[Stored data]
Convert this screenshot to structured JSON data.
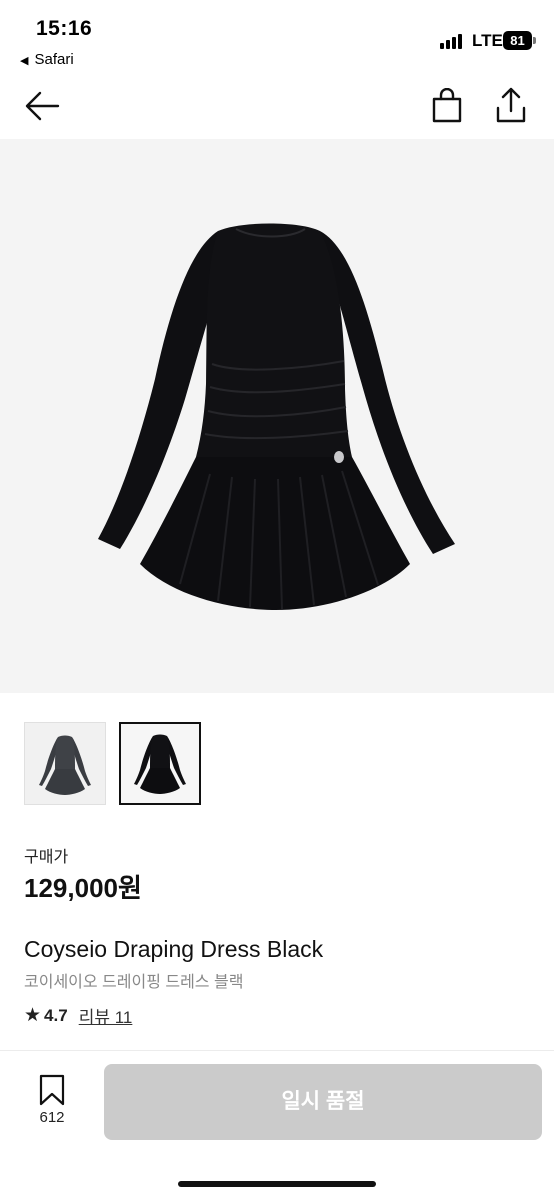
{
  "status_bar": {
    "time": "15:16",
    "back_app": "Safari",
    "back_arrow": "◀",
    "network": "LTE",
    "battery": "81"
  },
  "nav": {
    "back_icon": "arrow-left-icon",
    "bag_icon": "shopping-bag-icon",
    "share_icon": "share-icon"
  },
  "product": {
    "thumbnails": [
      "charcoal-grey-dress",
      "black-dress"
    ],
    "selected_thumbnail": 1,
    "price_label": "구매가",
    "price": "129,000원",
    "name": "Coyseio Draping Dress Black",
    "name_ko": "코이세이오 드레이핑 드레스 블랙",
    "rating_star": "★",
    "rating": "4.7",
    "review_link": "리뷰 11"
  },
  "bottom_bar": {
    "bookmark_count": "612",
    "cta_label": "일시 품절"
  },
  "colors": {
    "hero_bg": "#f4f4f4",
    "cta_disabled": "#cbcbcb",
    "dress_black": "#0f0f12",
    "dress_grey": "#3a3d42"
  }
}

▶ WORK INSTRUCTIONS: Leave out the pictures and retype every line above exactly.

▶ TASK SOLUTION:
Convert this screenshot to structured JSON data.
{
  "status_bar": {
    "time": "15:16",
    "back_app": "Safari",
    "back_arrow": "◀",
    "network": "LTE",
    "battery": "81"
  },
  "nav": {
    "back_icon": "arrow-left-icon",
    "bag_icon": "shopping-bag-icon",
    "share_icon": "share-icon"
  },
  "product": {
    "thumbnails": [
      "charcoal-grey-dress",
      "black-dress"
    ],
    "selected_thumbnail": 1,
    "price_label": "구매가",
    "price": "129,000원",
    "name": "Coyseio Draping Dress Black",
    "name_ko": "코이세이오 드레이핑 드레스 블랙",
    "rating_star": "★",
    "rating": "4.7",
    "review_link": "리뷰 11"
  },
  "bottom_bar": {
    "bookmark_count": "612",
    "cta_label": "일시 품절"
  },
  "colors": {
    "hero_bg": "#f4f4f4",
    "cta_disabled": "#cbcbcb",
    "dress_black": "#0f0f12",
    "dress_grey": "#3a3d42"
  }
}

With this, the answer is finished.